■ TASK ITEM ■
Look through the data and write out every line with the word "closable" in it.

(Website and app data records)
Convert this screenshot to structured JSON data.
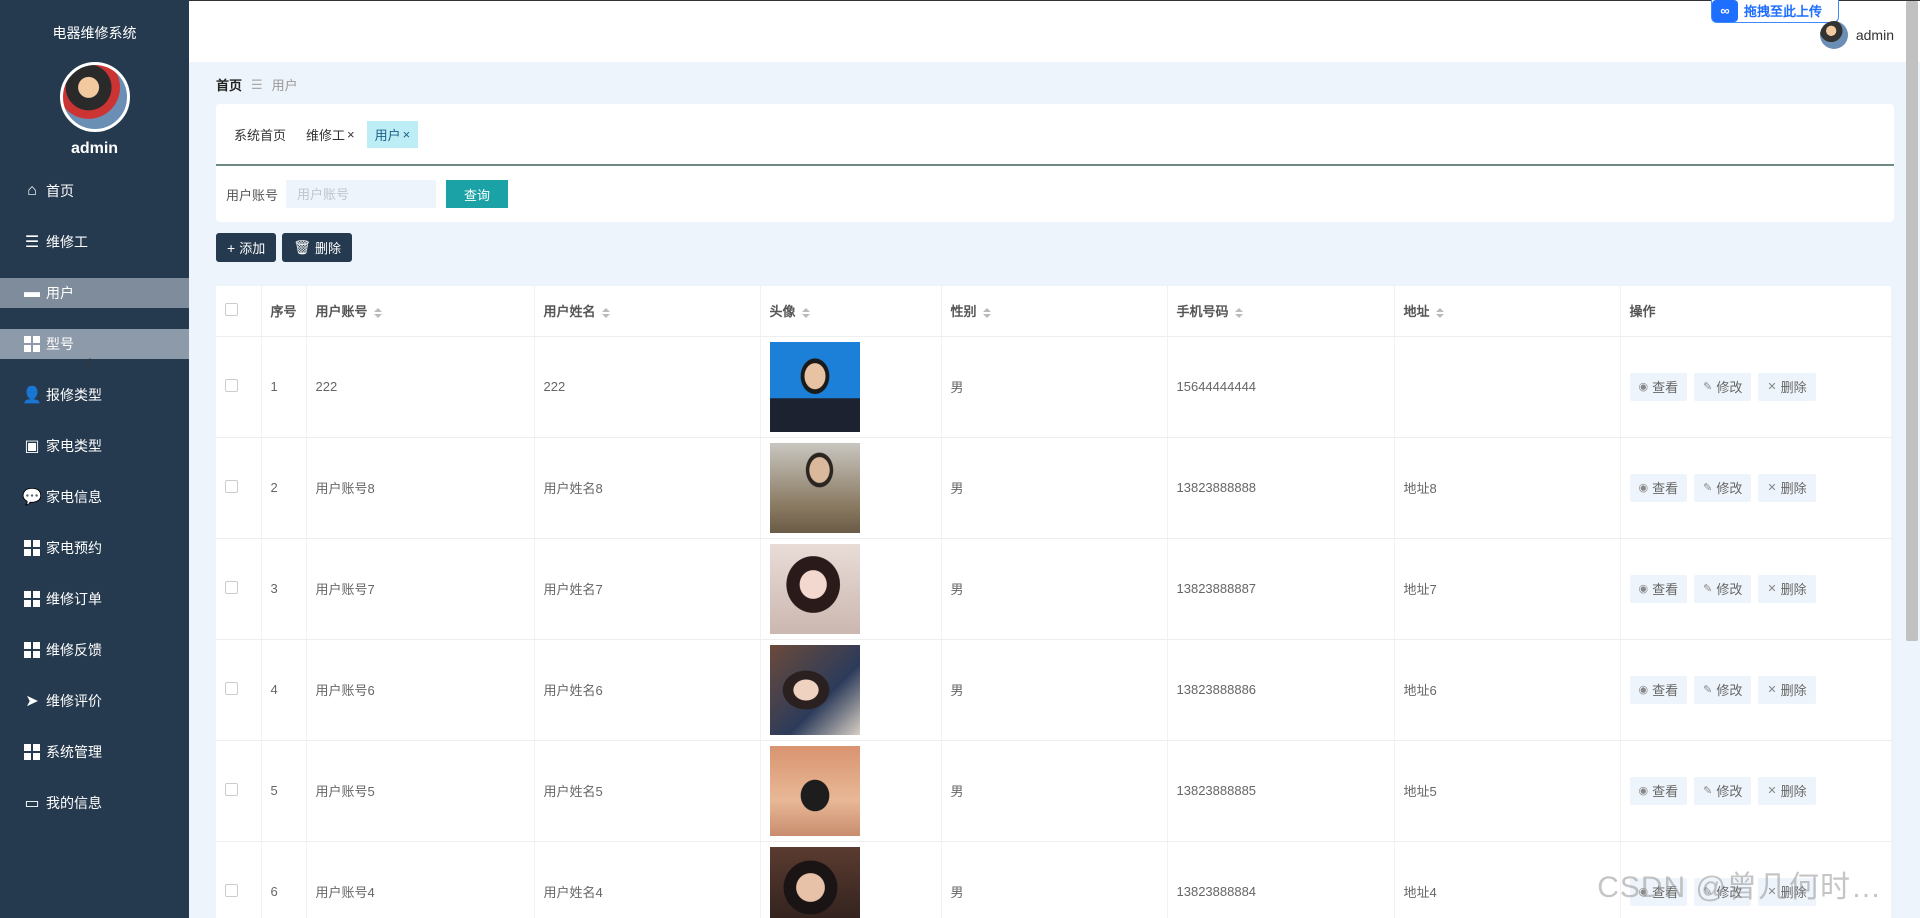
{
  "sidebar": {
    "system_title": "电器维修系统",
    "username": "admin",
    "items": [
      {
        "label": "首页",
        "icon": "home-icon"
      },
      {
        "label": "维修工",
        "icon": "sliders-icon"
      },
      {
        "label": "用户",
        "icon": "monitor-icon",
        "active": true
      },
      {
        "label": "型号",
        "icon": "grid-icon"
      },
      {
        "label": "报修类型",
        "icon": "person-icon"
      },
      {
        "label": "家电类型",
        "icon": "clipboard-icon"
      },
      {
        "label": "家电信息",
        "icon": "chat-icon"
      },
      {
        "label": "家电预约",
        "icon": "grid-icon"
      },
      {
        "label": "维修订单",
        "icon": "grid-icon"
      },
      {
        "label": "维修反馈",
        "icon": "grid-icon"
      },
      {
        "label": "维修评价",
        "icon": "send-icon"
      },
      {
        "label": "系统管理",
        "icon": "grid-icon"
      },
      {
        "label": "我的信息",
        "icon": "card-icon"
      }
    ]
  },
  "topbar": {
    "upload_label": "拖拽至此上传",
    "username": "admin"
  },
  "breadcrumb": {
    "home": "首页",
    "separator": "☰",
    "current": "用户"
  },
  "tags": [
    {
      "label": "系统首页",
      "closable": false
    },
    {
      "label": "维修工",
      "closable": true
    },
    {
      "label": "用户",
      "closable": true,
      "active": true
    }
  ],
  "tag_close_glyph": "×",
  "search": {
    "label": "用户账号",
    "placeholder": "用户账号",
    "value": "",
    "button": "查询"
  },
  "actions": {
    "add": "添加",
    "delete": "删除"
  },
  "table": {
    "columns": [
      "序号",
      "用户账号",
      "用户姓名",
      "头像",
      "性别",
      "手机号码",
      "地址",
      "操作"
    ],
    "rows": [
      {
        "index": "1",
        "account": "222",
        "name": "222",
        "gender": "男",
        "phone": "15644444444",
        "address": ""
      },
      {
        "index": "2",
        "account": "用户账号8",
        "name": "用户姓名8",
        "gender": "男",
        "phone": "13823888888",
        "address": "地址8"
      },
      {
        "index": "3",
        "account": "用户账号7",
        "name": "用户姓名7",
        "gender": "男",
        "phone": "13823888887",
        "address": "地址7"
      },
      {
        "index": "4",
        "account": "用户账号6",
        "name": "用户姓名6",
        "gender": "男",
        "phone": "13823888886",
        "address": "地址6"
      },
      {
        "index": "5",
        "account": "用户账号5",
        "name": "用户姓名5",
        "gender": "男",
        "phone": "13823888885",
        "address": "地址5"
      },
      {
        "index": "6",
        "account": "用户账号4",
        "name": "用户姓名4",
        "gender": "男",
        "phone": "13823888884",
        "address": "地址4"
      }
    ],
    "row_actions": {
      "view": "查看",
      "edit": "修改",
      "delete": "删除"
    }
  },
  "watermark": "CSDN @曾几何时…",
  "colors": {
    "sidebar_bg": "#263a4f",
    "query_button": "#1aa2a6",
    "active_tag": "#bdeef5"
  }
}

■ ANSWER TO THIS TASK ■
      "closable": false
      "closable": true
      "closable": true,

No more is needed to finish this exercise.